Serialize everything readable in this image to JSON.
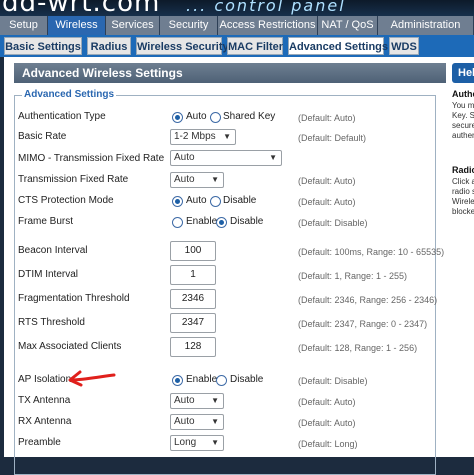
{
  "brand": {
    "logo": "dd-wrt.com",
    "subtitle": "... control panel"
  },
  "main_tabs": [
    {
      "label": "Setup",
      "active": false
    },
    {
      "label": "Wireless",
      "active": true
    },
    {
      "label": "Services",
      "active": false
    },
    {
      "label": "Security",
      "active": false
    },
    {
      "label": "Access Restrictions",
      "active": false
    },
    {
      "label": "NAT / QoS",
      "active": false
    },
    {
      "label": "Administration",
      "active": false
    }
  ],
  "sub_tabs": [
    {
      "label": "Basic Settings",
      "active": false
    },
    {
      "label": "Radius",
      "active": false
    },
    {
      "label": "Wireless Security",
      "active": false
    },
    {
      "label": "MAC Filter",
      "active": false
    },
    {
      "label": "Advanced Settings",
      "active": true
    },
    {
      "label": "WDS",
      "active": false
    }
  ],
  "panel": {
    "title": "Advanced Wireless Settings",
    "legend": "Advanced Settings"
  },
  "settings": {
    "auth_type": {
      "label": "Authentication Type",
      "options": [
        "Auto",
        "Shared Key"
      ],
      "selected": "Auto",
      "default": "(Default: Auto)"
    },
    "basic_rate": {
      "label": "Basic Rate",
      "value": "1-2 Mbps",
      "default": "(Default: Default)"
    },
    "mimo_rate": {
      "label": "MIMO - Transmission Fixed Rate",
      "value": "Auto"
    },
    "tx_fixed_rate": {
      "label": "Transmission Fixed Rate",
      "value": "Auto",
      "default": "(Default: Auto)"
    },
    "cts": {
      "label": "CTS Protection Mode",
      "options": [
        "Auto",
        "Disable"
      ],
      "selected": "Auto",
      "default": "(Default: Auto)"
    },
    "frame_burst": {
      "label": "Frame Burst",
      "options": [
        "Enable",
        "Disable"
      ],
      "selected": "Disable",
      "default": "(Default: Disable)"
    },
    "beacon": {
      "label": "Beacon Interval",
      "value": "100",
      "default": "(Default: 100ms, Range: 10 - 65535)"
    },
    "dtim": {
      "label": "DTIM Interval",
      "value": "1",
      "default": "(Default: 1, Range: 1 - 255)"
    },
    "frag": {
      "label": "Fragmentation Threshold",
      "value": "2346",
      "default": "(Default: 2346, Range: 256 - 2346)"
    },
    "rts": {
      "label": "RTS Threshold",
      "value": "2347",
      "default": "(Default: 2347, Range: 0 - 2347)"
    },
    "max_clients": {
      "label": "Max Associated Clients",
      "value": "128",
      "default": "(Default: 128, Range: 1 - 256)"
    },
    "ap_isolation": {
      "label": "AP Isolation",
      "options": [
        "Enable",
        "Disable"
      ],
      "selected": "Enable",
      "default": "(Default: Disable)"
    },
    "tx_antenna": {
      "label": "TX Antenna",
      "value": "Auto",
      "default": "(Default: Auto)"
    },
    "rx_antenna": {
      "label": "RX Antenna",
      "value": "Auto",
      "default": "(Default: Auto)"
    },
    "preamble": {
      "label": "Preamble",
      "value": "Long",
      "default": "(Default: Long)"
    }
  },
  "help": {
    "button": "Help",
    "sections": [
      {
        "title": "Authen",
        "lines": [
          "You m",
          "Key. S",
          "secure",
          "authen"
        ]
      },
      {
        "title": "Radio",
        "lines": [
          "Click a",
          "radio s",
          "Wirele",
          "blocke"
        ]
      }
    ]
  },
  "colors": {
    "accent": "#1d6ab8",
    "active_tab": "#2a67b0",
    "arrow": "#e0201c"
  }
}
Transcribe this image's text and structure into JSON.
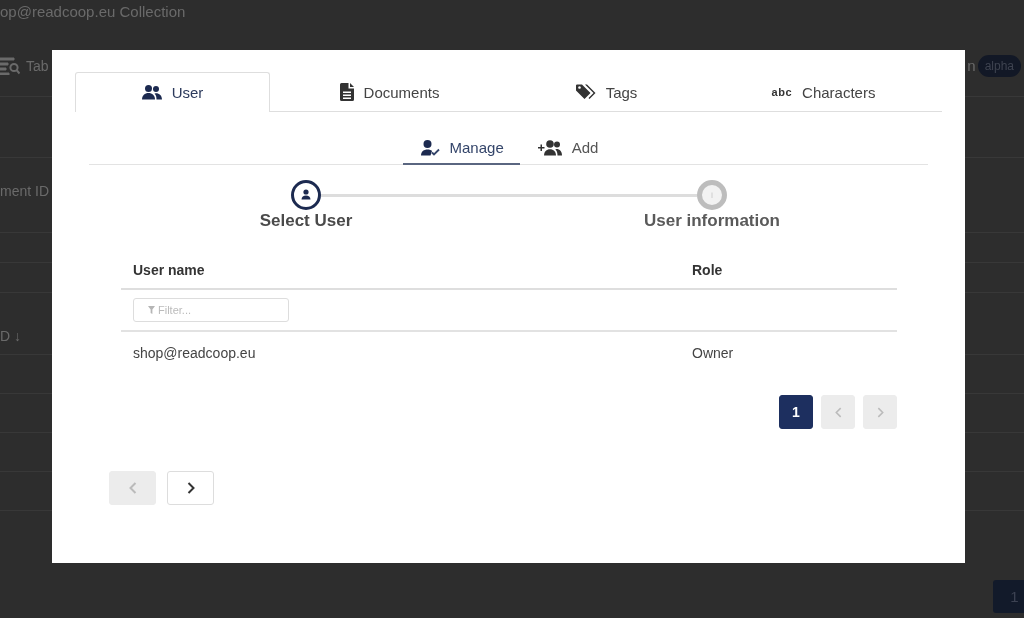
{
  "background": {
    "title": "op@readcoop.eu Collection",
    "toolbar_label": "Tab",
    "badge_caption": "n",
    "badge": "alpha",
    "labels": [
      "ment ID",
      "D ↓"
    ],
    "page_button": {
      "label": "1",
      "selected": true
    }
  },
  "dialog": {
    "tabs": [
      {
        "label": "User",
        "selected": true
      },
      {
        "label": "Documents",
        "selected": false
      },
      {
        "label": "Tags",
        "selected": false
      },
      {
        "label": "Characters",
        "glyph": "abc",
        "selected": false
      }
    ],
    "subtabs": [
      {
        "label": "Manage",
        "selected": true
      },
      {
        "label": "Add",
        "selected": false
      }
    ],
    "steps": [
      {
        "label": "Select User",
        "active": true
      },
      {
        "label": "User information",
        "active": false
      }
    ],
    "table": {
      "columns": [
        "User name",
        "Role"
      ],
      "filter": {
        "placeholder": "Filter..."
      },
      "rows": [
        [
          "shop@readcoop.eu",
          "Owner"
        ]
      ]
    },
    "pagination": {
      "pages": [
        {
          "label": "1",
          "selected": true
        }
      ],
      "previous_disabled": true,
      "next_disabled": true
    },
    "wizard_nav": {
      "back_disabled": true,
      "next_disabled": false
    }
  }
}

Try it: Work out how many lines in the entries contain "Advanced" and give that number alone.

Result of this exercise: 3